(Web page and app entries)
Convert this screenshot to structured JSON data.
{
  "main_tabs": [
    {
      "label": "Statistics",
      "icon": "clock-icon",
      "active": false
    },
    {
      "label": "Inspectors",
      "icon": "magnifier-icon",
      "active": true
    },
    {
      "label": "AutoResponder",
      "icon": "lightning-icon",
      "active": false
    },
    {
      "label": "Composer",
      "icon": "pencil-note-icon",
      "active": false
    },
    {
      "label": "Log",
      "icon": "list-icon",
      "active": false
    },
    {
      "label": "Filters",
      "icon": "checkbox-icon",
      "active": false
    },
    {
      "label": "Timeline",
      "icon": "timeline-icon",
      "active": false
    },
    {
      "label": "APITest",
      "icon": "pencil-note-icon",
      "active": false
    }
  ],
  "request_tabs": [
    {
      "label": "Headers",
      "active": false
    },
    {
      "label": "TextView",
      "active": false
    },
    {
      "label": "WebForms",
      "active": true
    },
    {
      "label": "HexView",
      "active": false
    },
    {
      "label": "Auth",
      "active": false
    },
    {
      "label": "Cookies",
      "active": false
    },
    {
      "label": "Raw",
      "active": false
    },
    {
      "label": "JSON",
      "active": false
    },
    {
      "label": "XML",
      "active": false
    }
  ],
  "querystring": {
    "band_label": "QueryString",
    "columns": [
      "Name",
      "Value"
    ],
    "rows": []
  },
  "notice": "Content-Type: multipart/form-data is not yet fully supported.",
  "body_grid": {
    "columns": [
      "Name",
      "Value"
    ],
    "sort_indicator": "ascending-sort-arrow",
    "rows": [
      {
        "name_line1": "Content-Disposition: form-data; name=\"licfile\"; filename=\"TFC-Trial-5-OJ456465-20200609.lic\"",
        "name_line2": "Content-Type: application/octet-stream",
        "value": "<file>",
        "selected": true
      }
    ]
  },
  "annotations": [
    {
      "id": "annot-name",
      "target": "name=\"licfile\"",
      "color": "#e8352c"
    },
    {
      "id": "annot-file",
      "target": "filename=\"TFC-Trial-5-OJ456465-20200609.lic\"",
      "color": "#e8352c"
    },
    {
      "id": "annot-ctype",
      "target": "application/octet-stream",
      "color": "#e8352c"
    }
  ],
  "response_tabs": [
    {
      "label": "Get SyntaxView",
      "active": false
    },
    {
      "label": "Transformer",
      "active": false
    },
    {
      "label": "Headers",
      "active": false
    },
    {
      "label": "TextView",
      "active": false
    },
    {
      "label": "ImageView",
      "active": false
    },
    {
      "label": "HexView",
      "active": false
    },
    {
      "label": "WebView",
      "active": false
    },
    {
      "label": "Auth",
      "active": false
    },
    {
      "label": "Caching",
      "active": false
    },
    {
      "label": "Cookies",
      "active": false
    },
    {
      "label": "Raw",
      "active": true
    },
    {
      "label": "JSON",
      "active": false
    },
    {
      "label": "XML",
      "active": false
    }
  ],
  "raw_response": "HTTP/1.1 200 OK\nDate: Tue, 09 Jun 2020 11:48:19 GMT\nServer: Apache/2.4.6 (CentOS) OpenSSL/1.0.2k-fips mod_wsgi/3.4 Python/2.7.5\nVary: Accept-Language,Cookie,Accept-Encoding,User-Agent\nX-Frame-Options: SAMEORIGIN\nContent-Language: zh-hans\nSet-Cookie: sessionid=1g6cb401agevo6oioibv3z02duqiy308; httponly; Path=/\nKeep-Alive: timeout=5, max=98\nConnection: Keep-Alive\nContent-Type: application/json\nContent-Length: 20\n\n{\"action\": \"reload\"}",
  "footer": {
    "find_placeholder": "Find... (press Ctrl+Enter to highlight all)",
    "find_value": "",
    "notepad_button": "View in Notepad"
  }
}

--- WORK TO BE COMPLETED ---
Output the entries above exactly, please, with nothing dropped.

--- SOLUTION TO THE EXERCISE ---
Convert this screenshot to structured JSON data.
{
  "main_tabs": [
    {
      "label": "Statistics",
      "icon": "clock-icon",
      "active": false
    },
    {
      "label": "Inspectors",
      "icon": "magnifier-icon",
      "active": true
    },
    {
      "label": "AutoResponder",
      "icon": "lightning-icon",
      "active": false
    },
    {
      "label": "Composer",
      "icon": "pencil-note-icon",
      "active": false
    },
    {
      "label": "Log",
      "icon": "list-icon",
      "active": false
    },
    {
      "label": "Filters",
      "icon": "checkbox-icon",
      "active": false
    },
    {
      "label": "Timeline",
      "icon": "timeline-icon",
      "active": false
    },
    {
      "label": "APITest",
      "icon": "pencil-note-icon",
      "active": false
    }
  ],
  "request_tabs": [
    {
      "label": "Headers",
      "active": false
    },
    {
      "label": "TextView",
      "active": false
    },
    {
      "label": "WebForms",
      "active": true
    },
    {
      "label": "HexView",
      "active": false
    },
    {
      "label": "Auth",
      "active": false
    },
    {
      "label": "Cookies",
      "active": false
    },
    {
      "label": "Raw",
      "active": false
    },
    {
      "label": "JSON",
      "active": false
    },
    {
      "label": "XML",
      "active": false
    }
  ],
  "querystring": {
    "band_label": "QueryString",
    "columns": [
      "Name",
      "Value"
    ],
    "rows": []
  },
  "notice": "Content-Type: multipart/form-data is not yet fully supported.",
  "body_grid": {
    "columns": [
      "Name",
      "Value"
    ],
    "sort_indicator": "ascending-sort-arrow",
    "rows": [
      {
        "name_line1": "Content-Disposition: form-data; name=\"licfile\"; filename=\"TFC-Trial-5-OJ456465-20200609.lic\"",
        "name_line2": "Content-Type: application/octet-stream",
        "value": "<file>",
        "selected": true
      }
    ]
  },
  "annotations": [
    {
      "id": "annot-name",
      "target": "name=\"licfile\"",
      "color": "#e8352c"
    },
    {
      "id": "annot-file",
      "target": "filename=\"TFC-Trial-5-OJ456465-20200609.lic\"",
      "color": "#e8352c"
    },
    {
      "id": "annot-ctype",
      "target": "application/octet-stream",
      "color": "#e8352c"
    }
  ],
  "response_tabs": [
    {
      "label": "Get SyntaxView",
      "active": false
    },
    {
      "label": "Transformer",
      "active": false
    },
    {
      "label": "Headers",
      "active": false
    },
    {
      "label": "TextView",
      "active": false
    },
    {
      "label": "ImageView",
      "active": false
    },
    {
      "label": "HexView",
      "active": false
    },
    {
      "label": "WebView",
      "active": false
    },
    {
      "label": "Auth",
      "active": false
    },
    {
      "label": "Caching",
      "active": false
    },
    {
      "label": "Cookies",
      "active": false
    },
    {
      "label": "Raw",
      "active": true
    },
    {
      "label": "JSON",
      "active": false
    },
    {
      "label": "XML",
      "active": false
    }
  ],
  "raw_response": "HTTP/1.1 200 OK\nDate: Tue, 09 Jun 2020 11:48:19 GMT\nServer: Apache/2.4.6 (CentOS) OpenSSL/1.0.2k-fips mod_wsgi/3.4 Python/2.7.5\nVary: Accept-Language,Cookie,Accept-Encoding,User-Agent\nX-Frame-Options: SAMEORIGIN\nContent-Language: zh-hans\nSet-Cookie: sessionid=1g6cb401agevo6oioibv3z02duqiy308; httponly; Path=/\nKeep-Alive: timeout=5, max=98\nConnection: Keep-Alive\nContent-Type: application/json\nContent-Length: 20\n\n{\"action\": \"reload\"}",
  "footer": {
    "find_placeholder": "Find... (press Ctrl+Enter to highlight all)",
    "find_value": "",
    "notepad_button": "View in Notepad"
  }
}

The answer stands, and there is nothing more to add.